Twitter Sees Signs of State-Sponsored AttackSeparately, Steganographic Cybercrime Scheme Employs Malicious Twitter Memes
Twitter says that an unspecified number of its users may have been targeted by state-sponsored hackers seeking to unmask their identity.
See Also: Role of Deception in the 'New Normal'
Attackers appear to have targeted a Twitter customer support API. A successful attack would have revealed the country code associated with a user's phone number, if they had registered one with Twitter, as well as whether Twitter had locked their account, the social networking giant says in a blog published on Monday.
"During our investigation, we noticed some unusual activity involving the affected customer support form API," it says. "Specifically, we observed a large number of inquiries coming from individual IP addresses located in China and Saudi Arabia. While we cannot confirm intent or attribution for certain, it is possible that some of these IP addresses may have ties to state-sponsored actors."
Twitter says it has shared its findings with law enforcement agencies. "Importantly, this issue did not expose full phone numbers or any other personal data," Twitter says in its security alert. "We have directly informed the people we identified as being affected. We are providing this broader notice as it is possible that other account holders we cannot identify were potentially impacted. No action is required by account holders and we have resolved the issue."
Twitter's stock price plunged 7 percent in Monday trading, apparently as a result of its security alert.
Potential Nation-State Actors

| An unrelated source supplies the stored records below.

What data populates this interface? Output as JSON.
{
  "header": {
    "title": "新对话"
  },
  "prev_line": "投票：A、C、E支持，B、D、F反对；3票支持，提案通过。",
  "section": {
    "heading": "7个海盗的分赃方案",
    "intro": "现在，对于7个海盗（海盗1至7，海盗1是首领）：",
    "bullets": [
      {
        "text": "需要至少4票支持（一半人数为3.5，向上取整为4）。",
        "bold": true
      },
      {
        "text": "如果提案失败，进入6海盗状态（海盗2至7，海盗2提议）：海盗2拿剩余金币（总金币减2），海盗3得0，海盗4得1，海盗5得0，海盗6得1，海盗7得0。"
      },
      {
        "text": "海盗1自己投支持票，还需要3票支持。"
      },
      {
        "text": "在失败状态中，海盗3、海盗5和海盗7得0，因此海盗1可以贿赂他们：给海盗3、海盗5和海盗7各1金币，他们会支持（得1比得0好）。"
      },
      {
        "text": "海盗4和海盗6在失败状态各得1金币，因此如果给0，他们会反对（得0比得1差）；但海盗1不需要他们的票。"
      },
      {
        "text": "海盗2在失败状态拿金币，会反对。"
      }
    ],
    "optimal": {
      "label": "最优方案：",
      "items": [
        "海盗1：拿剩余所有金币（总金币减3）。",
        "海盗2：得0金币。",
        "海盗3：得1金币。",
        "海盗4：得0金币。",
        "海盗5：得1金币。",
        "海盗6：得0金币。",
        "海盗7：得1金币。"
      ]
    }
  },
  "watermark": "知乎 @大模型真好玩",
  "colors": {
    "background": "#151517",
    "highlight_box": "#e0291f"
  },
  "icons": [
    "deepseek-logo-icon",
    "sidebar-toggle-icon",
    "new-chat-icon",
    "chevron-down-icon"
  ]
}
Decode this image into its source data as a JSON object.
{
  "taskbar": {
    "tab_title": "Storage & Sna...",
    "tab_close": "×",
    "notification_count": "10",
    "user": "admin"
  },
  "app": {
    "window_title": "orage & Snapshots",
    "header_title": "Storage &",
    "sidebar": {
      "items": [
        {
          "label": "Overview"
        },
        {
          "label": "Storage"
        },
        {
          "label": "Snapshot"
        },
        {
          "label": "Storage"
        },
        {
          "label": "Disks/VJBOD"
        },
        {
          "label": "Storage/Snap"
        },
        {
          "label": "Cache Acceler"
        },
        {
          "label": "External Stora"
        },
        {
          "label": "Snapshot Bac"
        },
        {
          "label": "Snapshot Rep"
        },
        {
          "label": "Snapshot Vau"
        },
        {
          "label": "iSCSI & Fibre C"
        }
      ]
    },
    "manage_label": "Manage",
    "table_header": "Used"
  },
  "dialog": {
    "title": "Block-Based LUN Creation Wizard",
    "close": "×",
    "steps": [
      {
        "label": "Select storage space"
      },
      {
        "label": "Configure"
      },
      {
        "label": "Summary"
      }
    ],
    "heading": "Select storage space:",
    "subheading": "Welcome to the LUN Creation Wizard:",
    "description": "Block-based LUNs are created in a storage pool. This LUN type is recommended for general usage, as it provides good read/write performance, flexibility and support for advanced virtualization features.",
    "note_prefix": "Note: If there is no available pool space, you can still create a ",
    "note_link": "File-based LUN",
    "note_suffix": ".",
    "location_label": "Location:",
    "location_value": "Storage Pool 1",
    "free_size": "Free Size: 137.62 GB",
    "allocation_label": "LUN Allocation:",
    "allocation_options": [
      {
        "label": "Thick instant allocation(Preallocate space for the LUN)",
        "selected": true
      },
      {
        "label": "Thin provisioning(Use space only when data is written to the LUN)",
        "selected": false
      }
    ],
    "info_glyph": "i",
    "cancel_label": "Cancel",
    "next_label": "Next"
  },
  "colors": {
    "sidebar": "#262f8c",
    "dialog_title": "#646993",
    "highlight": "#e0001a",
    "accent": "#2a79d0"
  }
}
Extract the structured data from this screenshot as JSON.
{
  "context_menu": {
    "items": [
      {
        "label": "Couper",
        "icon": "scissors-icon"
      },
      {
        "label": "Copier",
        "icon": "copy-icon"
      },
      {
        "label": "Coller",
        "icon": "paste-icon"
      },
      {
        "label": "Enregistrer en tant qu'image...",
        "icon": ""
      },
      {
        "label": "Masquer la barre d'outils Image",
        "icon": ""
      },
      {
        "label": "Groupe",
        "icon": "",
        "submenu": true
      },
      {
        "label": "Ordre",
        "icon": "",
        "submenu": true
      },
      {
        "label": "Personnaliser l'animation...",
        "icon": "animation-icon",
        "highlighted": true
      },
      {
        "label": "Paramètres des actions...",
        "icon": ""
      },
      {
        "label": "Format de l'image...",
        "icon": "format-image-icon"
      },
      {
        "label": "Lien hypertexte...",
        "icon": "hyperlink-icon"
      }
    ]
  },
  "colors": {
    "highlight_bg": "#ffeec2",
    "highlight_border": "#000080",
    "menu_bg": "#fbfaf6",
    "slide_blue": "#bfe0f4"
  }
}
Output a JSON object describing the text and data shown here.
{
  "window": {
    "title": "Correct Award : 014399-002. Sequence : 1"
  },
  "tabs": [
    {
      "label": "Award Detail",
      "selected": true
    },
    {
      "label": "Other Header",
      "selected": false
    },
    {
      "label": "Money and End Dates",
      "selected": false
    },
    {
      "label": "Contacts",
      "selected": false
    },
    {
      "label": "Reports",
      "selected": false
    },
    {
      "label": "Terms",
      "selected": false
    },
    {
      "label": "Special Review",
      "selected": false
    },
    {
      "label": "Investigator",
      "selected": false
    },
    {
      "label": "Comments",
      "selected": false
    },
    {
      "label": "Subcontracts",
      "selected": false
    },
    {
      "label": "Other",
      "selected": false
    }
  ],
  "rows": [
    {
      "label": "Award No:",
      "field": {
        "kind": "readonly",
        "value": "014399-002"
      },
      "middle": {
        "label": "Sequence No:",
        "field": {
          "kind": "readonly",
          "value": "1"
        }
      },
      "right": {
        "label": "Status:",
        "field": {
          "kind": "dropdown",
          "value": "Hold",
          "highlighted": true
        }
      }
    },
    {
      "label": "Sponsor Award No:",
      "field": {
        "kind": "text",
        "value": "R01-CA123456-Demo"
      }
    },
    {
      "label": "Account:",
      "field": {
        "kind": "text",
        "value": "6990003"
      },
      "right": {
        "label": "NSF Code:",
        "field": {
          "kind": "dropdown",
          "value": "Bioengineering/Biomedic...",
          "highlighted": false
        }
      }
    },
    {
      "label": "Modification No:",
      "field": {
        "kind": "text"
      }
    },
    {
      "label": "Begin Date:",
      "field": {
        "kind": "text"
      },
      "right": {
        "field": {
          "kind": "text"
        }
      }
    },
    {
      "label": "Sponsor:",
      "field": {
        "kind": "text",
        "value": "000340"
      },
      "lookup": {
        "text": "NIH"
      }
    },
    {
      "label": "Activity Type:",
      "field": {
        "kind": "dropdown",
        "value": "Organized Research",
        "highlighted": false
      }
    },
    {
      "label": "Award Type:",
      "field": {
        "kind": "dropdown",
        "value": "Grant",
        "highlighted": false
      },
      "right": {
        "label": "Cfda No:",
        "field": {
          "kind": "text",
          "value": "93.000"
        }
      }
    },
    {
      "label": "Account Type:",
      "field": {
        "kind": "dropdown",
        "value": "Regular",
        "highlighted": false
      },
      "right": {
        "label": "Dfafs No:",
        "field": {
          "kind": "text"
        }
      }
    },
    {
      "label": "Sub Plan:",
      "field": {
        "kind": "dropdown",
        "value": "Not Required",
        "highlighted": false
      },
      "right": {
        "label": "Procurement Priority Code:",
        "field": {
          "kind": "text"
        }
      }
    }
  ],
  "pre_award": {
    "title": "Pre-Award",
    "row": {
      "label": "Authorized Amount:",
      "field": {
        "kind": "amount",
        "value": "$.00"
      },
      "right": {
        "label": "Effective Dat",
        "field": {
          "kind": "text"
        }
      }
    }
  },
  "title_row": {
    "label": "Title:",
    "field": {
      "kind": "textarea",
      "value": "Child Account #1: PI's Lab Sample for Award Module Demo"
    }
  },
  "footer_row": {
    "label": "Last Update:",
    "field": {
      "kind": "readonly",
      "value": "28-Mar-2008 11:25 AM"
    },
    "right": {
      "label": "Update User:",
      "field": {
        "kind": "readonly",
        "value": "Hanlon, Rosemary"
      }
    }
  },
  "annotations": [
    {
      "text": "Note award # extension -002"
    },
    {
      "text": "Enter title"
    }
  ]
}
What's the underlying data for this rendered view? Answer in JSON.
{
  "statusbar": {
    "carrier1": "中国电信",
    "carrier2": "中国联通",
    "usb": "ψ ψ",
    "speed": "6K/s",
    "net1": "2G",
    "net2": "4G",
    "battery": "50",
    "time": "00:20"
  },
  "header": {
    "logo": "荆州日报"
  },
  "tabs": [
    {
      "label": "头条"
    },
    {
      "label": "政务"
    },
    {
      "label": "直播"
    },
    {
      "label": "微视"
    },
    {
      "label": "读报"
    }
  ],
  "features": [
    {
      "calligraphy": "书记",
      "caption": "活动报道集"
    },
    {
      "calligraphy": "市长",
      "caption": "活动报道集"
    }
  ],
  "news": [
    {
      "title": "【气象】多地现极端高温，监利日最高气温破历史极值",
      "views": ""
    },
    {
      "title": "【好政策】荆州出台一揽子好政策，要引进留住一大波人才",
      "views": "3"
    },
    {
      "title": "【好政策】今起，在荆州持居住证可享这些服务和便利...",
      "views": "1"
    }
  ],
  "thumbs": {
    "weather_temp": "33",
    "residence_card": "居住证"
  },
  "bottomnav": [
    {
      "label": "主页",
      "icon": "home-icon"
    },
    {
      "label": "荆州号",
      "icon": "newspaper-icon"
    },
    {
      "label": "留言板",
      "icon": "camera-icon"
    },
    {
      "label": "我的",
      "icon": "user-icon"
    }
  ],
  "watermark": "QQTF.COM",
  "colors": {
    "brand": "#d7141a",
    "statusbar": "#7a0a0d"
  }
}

The use of an IP address in any reconnaissance or attack is no smoking gun as to the origin of those efforts. Attackers have long used false flags to try and foil attribution or cast the blame on others (see: Winter Olympics Gold Medal for False Flag Goes to ... ?).
The social networking giant said it blocked the attacks on Nov. 16 after first beginning to investigate them on Nov. 15. It has not said how long the attacks may have persisted. Twitter did not immediately respond to a request for clarification.
Malware Responds to Twitter Memes
Separately, on Friday, information security firm Trend Micro warned that attackers have been disseminating image memes via Twitter that are being used to provide remote command-and-control services for malware-infected PCs. It says hardcoded URLs, spread via posts to the free text-sharing service Pastebin, are then being used to help exfiltrate stolen data.
"Steganography, or the method used to conceal a malicious payload inside an image to evade security solutions, has long been used by cybercriminals to spread malware and perform other malicious operations. We recently discovered malicious actors using this technique on memes," says Aliakbar Zahravi, a malware analyst at Trend Micro, in a blog post.
The authors of malware called Berbomthum have used a Twitter account, first created in 2017, to post two tweets that contain image memes, he says.
"The memes contain an embedded command that is parsed by the malware after it's downloaded from the malicious Twitter account onto the victim's machine, acting as a C&C service for the already placed malware," he says. "Hidden inside the memes mentioned above is the '/print' command, which enables the malware to take screenshots of the infected machine. The screenshots are sent to a C&C server whose address is obtained through a hard-coded URL on pastebin.com."
Trend Micro says that Twitter blocked the offending account on Dec. 13.
Twitter did not immediately respond to a request for comment on Trend Micro's report.
Zahravi says it's not yet known how PCs first become infected with Berbomthum. In general, however, security researchers say that most malware attacks, including ransomware, tend to be distributed via spam or phishing emails (see:Ransomware Keeps Ringing in Profits for Cybercrime Rings).
This isn't the first time that malware writers have employed steganography to remotely control infected systems. Lurk malware, for example, was previously modified to serve as a dropper and download image files with malware hidden inside (see: Russian Police Bust Alleged Bank Malware Gang).
Nor is this the first time that Twitter posts have been used to issue instructions to malware-infected PCs. In 2013, for example, Russian security firm Kaspersky Lab and Budapest-based CrySyS Lab warned that they'd discovered an online espionage campaign that utilized attack code called MiniDuke, which looked to specified Twitter accounts to retrieve C&C instructions.